A handy utility that we like use to backup databases is AutoMySQLBackup, a mature and very effective Sourceforge project which manages both the backups as well as their compression and organization. It will retain daily, weekly and monthly backups of some or all of your databases to your file system. Couple this with something to move the database backups offsite or an effective server imaging schedule, and you’ve got a pretty good mysql backup process.
To install the utility on Ubuntu, simply run the command-line sequence:
sudo apt-get install automysqlbackup
If you are running on an older version of Ubuntu or a different flavor of Linux, you can grab it from their download page at http://sourceforge.net/projects/automysqlbackup/files
The installation process will install a binary at /usr/sbin/automysqlbackup and a configuration file at /etc/default/automysqlbackup.
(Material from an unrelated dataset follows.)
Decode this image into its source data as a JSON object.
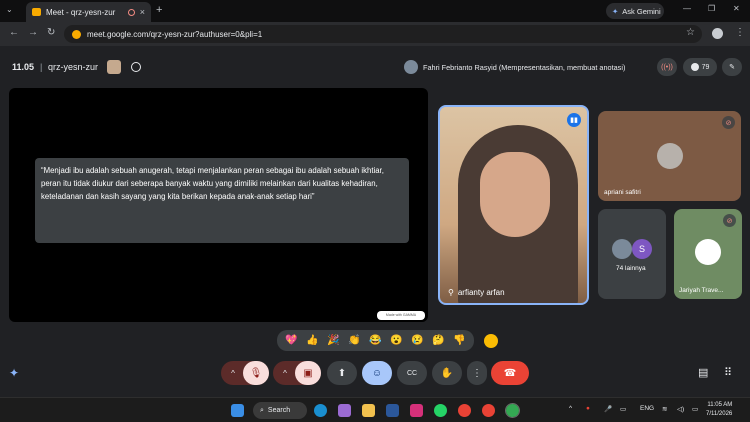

Simply Issuing
at the command-line will attempt to run the backup process.
By default AutoMySQLBackup will use root as the login name to get access to the databases for backup. In order for it to access the data correctly, you may need to add a line like this to the file:
PASSWORD=[your root password]
If you do put your password in the configuration file, you may want issue a
sudo chmod 600 /etc/default/automysqlbackup
to only allow access to this file by the root user on the server.
AutoMySQLBackup will backup all of your databases and their tables, will compress these backups with gzip (bzip2 is also an option), and then organize them into three folders stored in /var/lib/automysqlbackup/ – daily, weekly, monthly. You can change where these folders are created by editing the BACKUPDIR configuration variable. Each of these folders will contain a folder for each database on your system.
By default, the daily folder will contain all of the last seven days. The weekly folder will grow to contain the database as it was on Sunday each of the last fifty-two weeks. Similarly, monthly will contain the end of all each of the last twelve months.
If you only want to back up certain databases, you can specify them in the DBNAMES configuration variable. Conversely, if you want to backup everything except certain databases, you can use the DBEXCLUDE configuration variable to list what to exclude.
Once you have configured it to your liking, issue a
sudo crontab -e
and add a line like this to your crontab:
0 0 * * * /usr/sbin/automysqlbackup
This will schedule your database backups to occur every night at midnight. Now go get yourself the beer of victory.